Page and application data records:
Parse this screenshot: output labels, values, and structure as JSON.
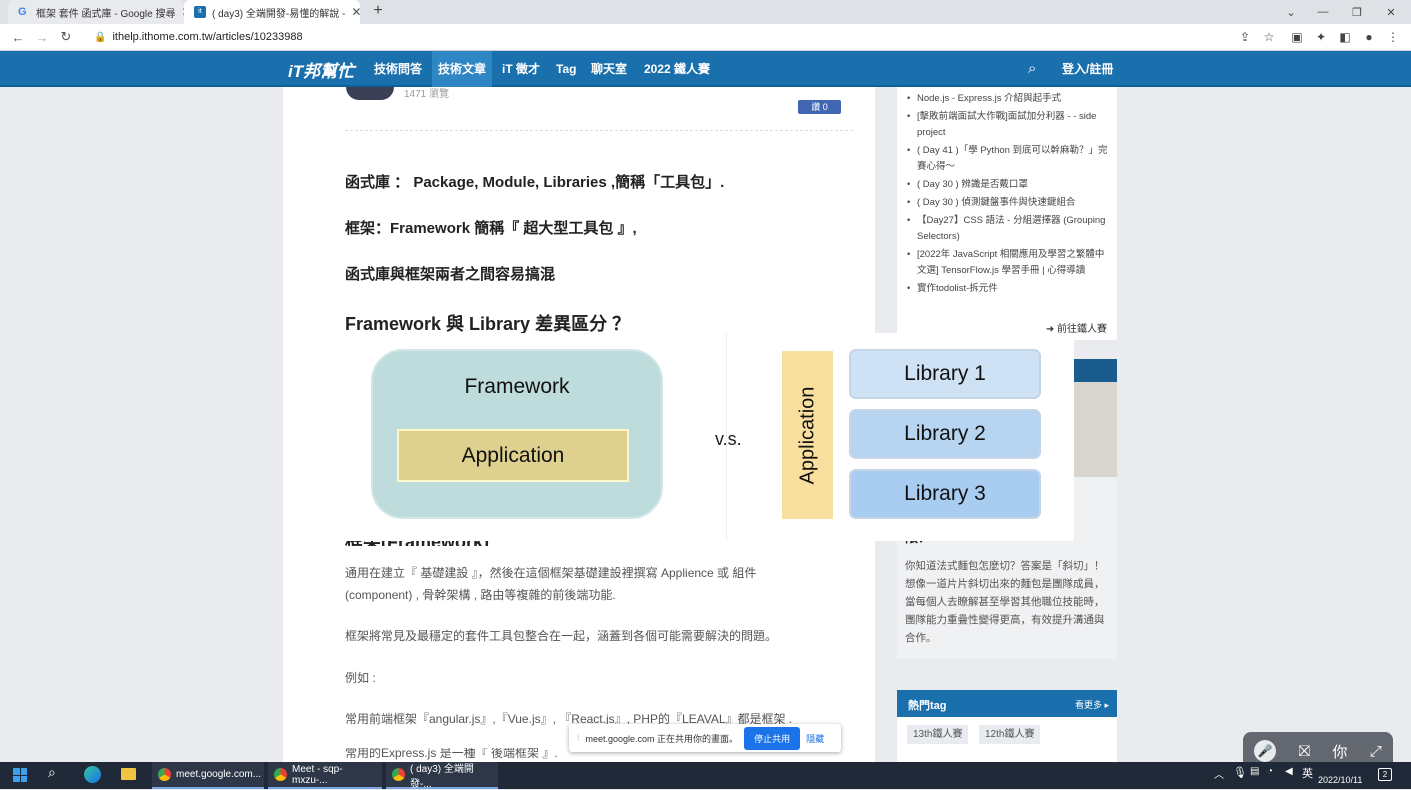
{
  "browser": {
    "tabs": [
      {
        "title": "框架 套件 函式庫 - Google 搜尋",
        "favicon": "G"
      },
      {
        "title": "( day3) 全端開發-易懂的解說 -",
        "favicon": "it"
      }
    ],
    "new_tab": "+",
    "url": "ithelp.ithome.com.tw/articles/10233988"
  },
  "site_nav": {
    "logo": "iT邦幫忙",
    "items": [
      "技術問答",
      "技術文章",
      "iT 徵才",
      "Tag",
      "聊天室",
      "2022 鐵人賽"
    ],
    "active_item": "技術文章",
    "login": "登入/註冊"
  },
  "article": {
    "views": "1471 瀏覽",
    "like_badge": "讚 0",
    "h1": "函式庫 ： Package, Module, Libraries ,簡稱「工具包」.",
    "h2": "框架：Framework 簡稱『 超大型工具包 』,",
    "h3": "函式庫與框架兩者之間容易搞混",
    "h4": "Framework 與 Library 差異區分 ？",
    "section_title": "框架(Framework)",
    "p1": "通用在建立『 基礎建設 』，然後在這個框架基礎建設裡撰寫 Applience 或 組件",
    "p1b": "(component) , 骨幹架構 , 路由等複雜的前後端功能.",
    "p2": "框架將常見及最穩定的套件工具包整合在一起，涵蓋到各個可能需要解決的問題。",
    "p3": "例如 :",
    "p4": "常用前端框架『angular.js』,『Vue.js』, 『React.js』, PHP的『LEAVAL』都是框架 .",
    "p5": "常用的Express.js 是一種『 後端框架 』."
  },
  "diagram": {
    "framework_label": "Framework",
    "application_label": "Application",
    "vs": "v.s.",
    "vertical_app": "Application",
    "libraries": [
      "Library 1",
      "Library 2",
      "Library 3"
    ]
  },
  "sidebar": {
    "links": [
      "Node.js - Express.js 介紹與起手式",
      "[擊敗前端面試大作戰]面試加分利器 - - side project",
      "( Day 41 )「學 Python 到底可以幹麻勒？」完賽心得～",
      "( Day 30 ) 辨識是否戴口罩",
      "( Day 30 ) 偵測鍵盤事件與快速鍵組合",
      "【Day27】CSS 語法 - 分組選擇器 (Grouping Selectors)",
      "[2022年 JavaScript 相關應用及學習之繁體中文選] TensorFlow.js 學習手冊 | 心得導讀",
      "實作todolist-拆元件"
    ],
    "more_ironman": "前往鐵人賽",
    "card_title_tail": "限？",
    "card_text": "你知道法式麵包怎麼切？答案是「斜切」！想像一道片片斜切出來的麵包是團隊成員，當每個人去瞭解甚至學習其他職位技能時，團隊能力重疊性變得更高，有效提升溝通與合作。",
    "hot_tags_title": "熱門tag",
    "see_more": "看更多",
    "tags": [
      "13th鐵人賽",
      "12th鐵人賽"
    ]
  },
  "meet_banner": {
    "text": "meet.google.com 正在共用你的畫面。",
    "stop": "停止共用",
    "hide": "隱藏"
  },
  "meet_controls": {
    "you": "你"
  },
  "taskbar": {
    "apps": [
      "meet.google.com...",
      "Meet - sqp-mxzu-...",
      "( day3) 全端開發-..."
    ],
    "ime": "英",
    "date": "2022/10/11",
    "notif": "2"
  }
}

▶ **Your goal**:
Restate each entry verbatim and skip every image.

▶ **Solution to the problem**:
Parse this screenshot: output labels, values, and structure as JSON.
{
  "browser": {
    "tabs": [
      {
        "title": "框架 套件 函式庫 - Google 搜尋",
        "favicon": "G"
      },
      {
        "title": "( day3) 全端開發-易懂的解說 -",
        "favicon": "it"
      }
    ],
    "new_tab": "+",
    "url": "ithelp.ithome.com.tw/articles/10233988"
  },
  "site_nav": {
    "logo": "iT邦幫忙",
    "items": [
      "技術問答",
      "技術文章",
      "iT 徵才",
      "Tag",
      "聊天室",
      "2022 鐵人賽"
    ],
    "active_item": "技術文章",
    "login": "登入/註冊"
  },
  "article": {
    "views": "1471 瀏覽",
    "like_badge": "讚 0",
    "h1": "函式庫 ： Package, Module, Libraries ,簡稱「工具包」.",
    "h2": "框架：Framework 簡稱『 超大型工具包 』,",
    "h3": "函式庫與框架兩者之間容易搞混",
    "h4": "Framework 與 Library 差異區分 ？",
    "section_title": "框架(Framework)",
    "p1": "通用在建立『 基礎建設 』，然後在這個框架基礎建設裡撰寫 Applience 或 組件",
    "p1b": "(component) , 骨幹架構 , 路由等複雜的前後端功能.",
    "p2": "框架將常見及最穩定的套件工具包整合在一起，涵蓋到各個可能需要解決的問題。",
    "p3": "例如 :",
    "p4": "常用前端框架『angular.js』,『Vue.js』, 『React.js』, PHP的『LEAVAL』都是框架 .",
    "p5": "常用的Express.js 是一種『 後端框架 』."
  },
  "diagram": {
    "framework_label": "Framework",
    "application_label": "Application",
    "vs": "v.s.",
    "vertical_app": "Application",
    "libraries": [
      "Library 1",
      "Library 2",
      "Library 3"
    ]
  },
  "sidebar": {
    "links": [
      "Node.js - Express.js 介紹與起手式",
      "[擊敗前端面試大作戰]面試加分利器 - - side project",
      "( Day 41 )「學 Python 到底可以幹麻勒？」完賽心得～",
      "( Day 30 ) 辨識是否戴口罩",
      "( Day 30 ) 偵測鍵盤事件與快速鍵組合",
      "【Day27】CSS 語法 - 分組選擇器 (Grouping Selectors)",
      "[2022年 JavaScript 相關應用及學習之繁體中文選] TensorFlow.js 學習手冊 | 心得導讀",
      "實作todolist-拆元件"
    ],
    "more_ironman": "前往鐵人賽",
    "card_title_tail": "限？",
    "card_text": "你知道法式麵包怎麼切？答案是「斜切」！想像一道片片斜切出來的麵包是團隊成員，當每個人去瞭解甚至學習其他職位技能時，團隊能力重疊性變得更高，有效提升溝通與合作。",
    "hot_tags_title": "熱門tag",
    "see_more": "看更多",
    "tags": [
      "13th鐵人賽",
      "12th鐵人賽"
    ]
  },
  "meet_banner": {
    "text": "meet.google.com 正在共用你的畫面。",
    "stop": "停止共用",
    "hide": "隱藏"
  },
  "meet_controls": {
    "you": "你"
  },
  "taskbar": {
    "apps": [
      "meet.google.com...",
      "Meet - sqp-mxzu-...",
      "( day3) 全端開發-..."
    ],
    "ime": "英",
    "date": "2022/10/11",
    "notif": "2"
  }
}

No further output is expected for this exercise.